Assigned task: In your reply, restate all of the records below word for word.

Data to examine:

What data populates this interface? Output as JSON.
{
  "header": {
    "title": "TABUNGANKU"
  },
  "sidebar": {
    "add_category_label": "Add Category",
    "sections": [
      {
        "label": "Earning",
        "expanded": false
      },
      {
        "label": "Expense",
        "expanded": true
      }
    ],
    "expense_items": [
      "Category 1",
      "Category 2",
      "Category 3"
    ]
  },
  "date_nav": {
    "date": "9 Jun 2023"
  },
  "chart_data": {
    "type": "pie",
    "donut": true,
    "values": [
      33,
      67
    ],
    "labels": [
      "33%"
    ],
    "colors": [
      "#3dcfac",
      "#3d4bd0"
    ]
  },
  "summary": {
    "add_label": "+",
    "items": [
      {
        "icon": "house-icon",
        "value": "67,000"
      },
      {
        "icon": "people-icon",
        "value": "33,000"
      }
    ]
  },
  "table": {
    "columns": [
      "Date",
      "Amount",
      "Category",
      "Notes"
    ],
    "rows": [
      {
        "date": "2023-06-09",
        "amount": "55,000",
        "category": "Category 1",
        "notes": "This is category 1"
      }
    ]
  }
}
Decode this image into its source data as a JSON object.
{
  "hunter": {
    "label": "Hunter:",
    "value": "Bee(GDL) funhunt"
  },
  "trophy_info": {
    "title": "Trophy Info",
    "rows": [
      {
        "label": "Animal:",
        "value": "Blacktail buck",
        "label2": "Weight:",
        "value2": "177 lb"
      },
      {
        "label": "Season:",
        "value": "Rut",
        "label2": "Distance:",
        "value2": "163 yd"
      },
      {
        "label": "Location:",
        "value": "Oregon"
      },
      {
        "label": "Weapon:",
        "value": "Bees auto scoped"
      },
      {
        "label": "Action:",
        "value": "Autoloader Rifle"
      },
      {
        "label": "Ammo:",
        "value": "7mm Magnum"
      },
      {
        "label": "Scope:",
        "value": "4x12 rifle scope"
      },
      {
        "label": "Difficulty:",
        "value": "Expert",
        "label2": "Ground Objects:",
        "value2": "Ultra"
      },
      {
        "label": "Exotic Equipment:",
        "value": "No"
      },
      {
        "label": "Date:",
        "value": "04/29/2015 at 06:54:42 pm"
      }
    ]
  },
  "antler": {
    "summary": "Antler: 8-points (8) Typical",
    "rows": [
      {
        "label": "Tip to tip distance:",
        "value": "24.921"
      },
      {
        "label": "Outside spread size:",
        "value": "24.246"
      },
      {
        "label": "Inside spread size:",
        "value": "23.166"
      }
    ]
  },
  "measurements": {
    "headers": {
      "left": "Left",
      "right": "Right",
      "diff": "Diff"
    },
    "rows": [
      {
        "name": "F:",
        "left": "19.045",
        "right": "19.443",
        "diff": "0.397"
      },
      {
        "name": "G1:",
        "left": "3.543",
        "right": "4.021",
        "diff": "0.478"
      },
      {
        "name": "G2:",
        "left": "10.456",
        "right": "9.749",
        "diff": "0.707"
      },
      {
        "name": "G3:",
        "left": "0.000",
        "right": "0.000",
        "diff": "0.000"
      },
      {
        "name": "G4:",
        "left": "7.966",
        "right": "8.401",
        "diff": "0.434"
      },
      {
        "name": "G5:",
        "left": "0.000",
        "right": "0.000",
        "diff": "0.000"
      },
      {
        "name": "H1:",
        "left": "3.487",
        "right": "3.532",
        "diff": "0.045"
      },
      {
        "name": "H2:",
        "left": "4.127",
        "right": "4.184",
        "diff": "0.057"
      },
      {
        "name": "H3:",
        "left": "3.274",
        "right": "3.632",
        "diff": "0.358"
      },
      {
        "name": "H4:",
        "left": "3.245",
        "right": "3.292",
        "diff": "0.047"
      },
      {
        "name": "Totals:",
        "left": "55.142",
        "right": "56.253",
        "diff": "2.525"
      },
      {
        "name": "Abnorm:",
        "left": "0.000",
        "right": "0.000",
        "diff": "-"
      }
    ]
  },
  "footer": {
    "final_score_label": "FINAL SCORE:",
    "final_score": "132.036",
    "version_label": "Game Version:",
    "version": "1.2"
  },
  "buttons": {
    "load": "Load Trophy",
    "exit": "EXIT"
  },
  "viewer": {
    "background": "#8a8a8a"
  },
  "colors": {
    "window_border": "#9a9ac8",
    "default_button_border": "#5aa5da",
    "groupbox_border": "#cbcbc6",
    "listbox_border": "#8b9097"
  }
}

Problem solution:
What data populates this interface? Output as JSON.
{
  "header": {
    "title": "TABUNGANKU"
  },
  "sidebar": {
    "add_category_label": "Add Category",
    "sections": [
      {
        "label": "Earning",
        "expanded": false
      },
      {
        "label": "Expense",
        "expanded": true
      }
    ],
    "expense_items": [
      "Category 1",
      "Category 2",
      "Category 3"
    ]
  },
  "date_nav": {
    "date": "9 Jun 2023"
  },
  "chart_data": {
    "type": "pie",
    "donut": true,
    "values": [
      33,
      67
    ],
    "labels": [
      "33%"
    ],
    "colors": [
      "#3dcfac",
      "#3d4bd0"
    ]
  },
  "summary": {
    "add_label": "+",
    "items": [
      {
        "icon": "house-icon",
        "value": "67,000"
      },
      {
        "icon": "people-icon",
        "value": "33,000"
      }
    ]
  },
  "table": {
    "columns": [
      "Date",
      "Amount",
      "Category",
      "Notes"
    ],
    "rows": [
      {
        "date": "2023-06-09",
        "amount": "55,000",
        "category": "Category 1",
        "notes": "This is category 1"
      }
    ]
  }
}
Decode this image into its source data as a JSON object.
{
  "hunter": {
    "label": "Hunter:",
    "value": "Bee(GDL) funhunt"
  },
  "trophy_info": {
    "title": "Trophy Info",
    "rows": [
      {
        "label": "Animal:",
        "value": "Blacktail buck",
        "label2": "Weight:",
        "value2": "177 lb"
      },
      {
        "label": "Season:",
        "value": "Rut",
        "label2": "Distance:",
        "value2": "163 yd"
      },
      {
        "label": "Location:",
        "value": "Oregon"
      },
      {
        "label": "Weapon:",
        "value": "Bees auto scoped"
      },
      {
        "label": "Action:",
        "value": "Autoloader Rifle"
      },
      {
        "label": "Ammo:",
        "value": "7mm Magnum"
      },
      {
        "label": "Scope:",
        "value": "4x12 rifle scope"
      },
      {
        "label": "Difficulty:",
        "value": "Expert",
        "label2": "Ground Objects:",
        "value2": "Ultra"
      },
      {
        "label": "Exotic Equipment:",
        "value": "No"
      },
      {
        "label": "Date:",
        "value": "04/29/2015 at 06:54:42 pm"
      }
    ]
  },
  "antler": {
    "summary": "Antler: 8-points (8) Typical",
    "rows": [
      {
        "label": "Tip to tip distance:",
        "value": "24.921"
      },
      {
        "label": "Outside spread size:",
        "value": "24.246"
      },
      {
        "label": "Inside spread size:",
        "value": "23.166"
      }
    ]
  },
  "measurements": {
    "headers": {
      "left": "Left",
      "right": "Right",
      "diff": "Diff"
    },
    "rows": [
      {
        "name": "F:",
        "left": "19.045",
        "right": "19.443",
        "diff": "0.397"
      },
      {
        "name": "G1:",
        "left": "3.543",
        "right": "4.021",
        "diff": "0.478"
      },
      {
        "name": "G2:",
        "left": "10.456",
        "right": "9.749",
        "diff": "0.707"
      },
      {
        "name": "G3:",
        "left": "0.000",
        "right": "0.000",
        "diff": "0.000"
      },
      {
        "name": "G4:",
        "left": "7.966",
        "right": "8.401",
        "diff": "0.434"
      },
      {
        "name": "G5:",
        "left": "0.000",
        "right": "0.000",
        "diff": "0.000"
      },
      {
        "name": "H1:",
        "left": "3.487",
        "right": "3.532",
        "diff": "0.045"
      },
      {
        "name": "H2:",
        "left": "4.127",
        "right": "4.184",
        "diff": "0.057"
      },
      {
        "name": "H3:",
        "left": "3.274",
        "right": "3.632",
        "diff": "0.358"
      },
      {
        "name": "H4:",
        "left": "3.245",
        "right": "3.292",
        "diff": "0.047"
      },
      {
        "name": "Totals:",
        "left": "55.142",
        "right": "56.253",
        "diff": "2.525"
      },
      {
        "name": "Abnorm:",
        "left": "0.000",
        "right": "0.000",
        "diff": "-"
      }
    ]
  },
  "footer": {
    "final_score_label": "FINAL SCORE:",
    "final_score": "132.036",
    "version_label": "Game Version:",
    "version": "1.2"
  },
  "buttons": {
    "load": "Load Trophy",
    "exit": "EXIT"
  },
  "viewer": {
    "background": "#8a8a8a"
  },
  "colors": {
    "window_border": "#9a9ac8",
    "default_button_border": "#5aa5da",
    "groupbox_border": "#cbcbc6",
    "listbox_border": "#8b9097"
  }
}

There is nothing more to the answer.